> **DATA TO USE**:

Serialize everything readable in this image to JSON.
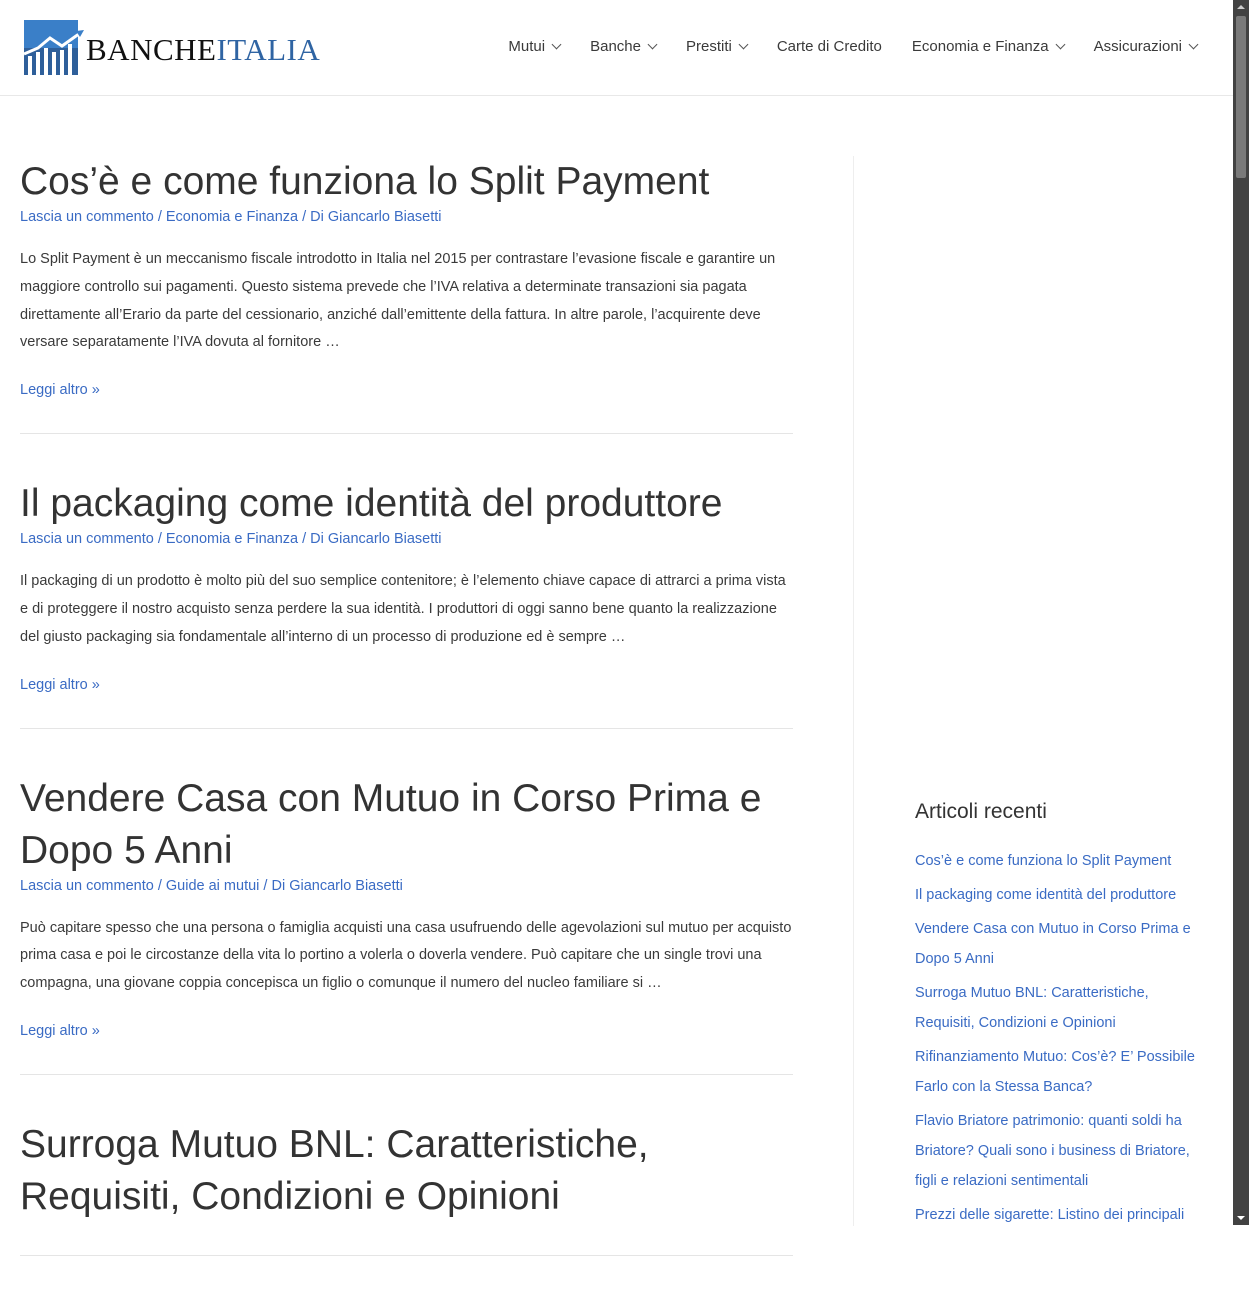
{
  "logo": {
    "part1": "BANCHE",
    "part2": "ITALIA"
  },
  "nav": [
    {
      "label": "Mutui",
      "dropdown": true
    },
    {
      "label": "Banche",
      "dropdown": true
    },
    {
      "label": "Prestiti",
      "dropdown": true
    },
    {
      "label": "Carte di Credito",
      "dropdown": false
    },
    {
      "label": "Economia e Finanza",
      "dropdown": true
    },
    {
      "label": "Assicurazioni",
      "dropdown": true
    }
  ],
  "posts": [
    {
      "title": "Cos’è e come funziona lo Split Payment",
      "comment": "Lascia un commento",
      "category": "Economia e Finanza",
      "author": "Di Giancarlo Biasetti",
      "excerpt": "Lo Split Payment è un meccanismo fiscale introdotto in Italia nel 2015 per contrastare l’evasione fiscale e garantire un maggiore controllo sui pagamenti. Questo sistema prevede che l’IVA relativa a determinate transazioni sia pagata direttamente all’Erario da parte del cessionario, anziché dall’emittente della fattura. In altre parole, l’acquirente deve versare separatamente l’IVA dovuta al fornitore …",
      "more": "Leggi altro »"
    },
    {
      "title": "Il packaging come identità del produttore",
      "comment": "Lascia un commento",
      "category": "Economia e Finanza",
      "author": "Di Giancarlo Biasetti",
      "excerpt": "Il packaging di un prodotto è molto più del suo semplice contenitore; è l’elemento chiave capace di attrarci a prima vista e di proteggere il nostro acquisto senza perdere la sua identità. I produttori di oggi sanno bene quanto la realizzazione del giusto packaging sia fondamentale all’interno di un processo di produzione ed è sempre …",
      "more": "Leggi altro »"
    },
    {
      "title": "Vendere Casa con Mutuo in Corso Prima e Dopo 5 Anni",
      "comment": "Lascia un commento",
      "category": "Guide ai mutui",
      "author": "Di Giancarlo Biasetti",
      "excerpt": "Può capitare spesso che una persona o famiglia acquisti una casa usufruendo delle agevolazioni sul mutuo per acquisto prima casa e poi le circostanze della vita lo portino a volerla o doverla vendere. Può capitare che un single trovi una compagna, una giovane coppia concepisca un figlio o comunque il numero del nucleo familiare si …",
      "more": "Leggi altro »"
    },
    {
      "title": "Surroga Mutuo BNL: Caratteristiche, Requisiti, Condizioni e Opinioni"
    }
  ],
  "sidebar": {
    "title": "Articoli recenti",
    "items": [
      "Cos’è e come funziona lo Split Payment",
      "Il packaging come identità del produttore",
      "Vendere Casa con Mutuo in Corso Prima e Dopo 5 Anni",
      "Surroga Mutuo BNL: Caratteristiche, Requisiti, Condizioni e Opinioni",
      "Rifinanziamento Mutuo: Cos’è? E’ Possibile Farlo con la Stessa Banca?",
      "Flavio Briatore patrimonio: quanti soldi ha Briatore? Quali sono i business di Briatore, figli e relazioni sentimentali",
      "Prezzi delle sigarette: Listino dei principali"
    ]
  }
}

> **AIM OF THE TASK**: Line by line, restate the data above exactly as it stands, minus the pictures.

> **TASK SOLUTION**:
Serialize everything readable in this image to JSON.
{
  "logo": {
    "part1": "BANCHE",
    "part2": "ITALIA"
  },
  "nav": [
    {
      "label": "Mutui",
      "dropdown": true
    },
    {
      "label": "Banche",
      "dropdown": true
    },
    {
      "label": "Prestiti",
      "dropdown": true
    },
    {
      "label": "Carte di Credito",
      "dropdown": false
    },
    {
      "label": "Economia e Finanza",
      "dropdown": true
    },
    {
      "label": "Assicurazioni",
      "dropdown": true
    }
  ],
  "posts": [
    {
      "title": "Cos’è e come funziona lo Split Payment",
      "comment": "Lascia un commento",
      "category": "Economia e Finanza",
      "author": "Di Giancarlo Biasetti",
      "excerpt": "Lo Split Payment è un meccanismo fiscale introdotto in Italia nel 2015 per contrastare l’evasione fiscale e garantire un maggiore controllo sui pagamenti. Questo sistema prevede che l’IVA relativa a determinate transazioni sia pagata direttamente all’Erario da parte del cessionario, anziché dall’emittente della fattura. In altre parole, l’acquirente deve versare separatamente l’IVA dovuta al fornitore …",
      "more": "Leggi altro »"
    },
    {
      "title": "Il packaging come identità del produttore",
      "comment": "Lascia un commento",
      "category": "Economia e Finanza",
      "author": "Di Giancarlo Biasetti",
      "excerpt": "Il packaging di un prodotto è molto più del suo semplice contenitore; è l’elemento chiave capace di attrarci a prima vista e di proteggere il nostro acquisto senza perdere la sua identità. I produttori di oggi sanno bene quanto la realizzazione del giusto packaging sia fondamentale all’interno di un processo di produzione ed è sempre …",
      "more": "Leggi altro »"
    },
    {
      "title": "Vendere Casa con Mutuo in Corso Prima e Dopo 5 Anni",
      "comment": "Lascia un commento",
      "category": "Guide ai mutui",
      "author": "Di Giancarlo Biasetti",
      "excerpt": "Può capitare spesso che una persona o famiglia acquisti una casa usufruendo delle agevolazioni sul mutuo per acquisto prima casa e poi le circostanze della vita lo portino a volerla o doverla vendere. Può capitare che un single trovi una compagna, una giovane coppia concepisca un figlio o comunque il numero del nucleo familiare si …",
      "more": "Leggi altro »"
    },
    {
      "title": "Surroga Mutuo BNL: Caratteristiche, Requisiti, Condizioni e Opinioni"
    }
  ],
  "sidebar": {
    "title": "Articoli recenti",
    "items": [
      "Cos’è e come funziona lo Split Payment",
      "Il packaging come identità del produttore",
      "Vendere Casa con Mutuo in Corso Prima e Dopo 5 Anni",
      "Surroga Mutuo BNL: Caratteristiche, Requisiti, Condizioni e Opinioni",
      "Rifinanziamento Mutuo: Cos’è? E’ Possibile Farlo con la Stessa Banca?",
      "Flavio Briatore patrimonio: quanti soldi ha Briatore? Quali sono i business di Briatore, figli e relazioni sentimentali",
      "Prezzi delle sigarette: Listino dei principali"
    ]
  }
}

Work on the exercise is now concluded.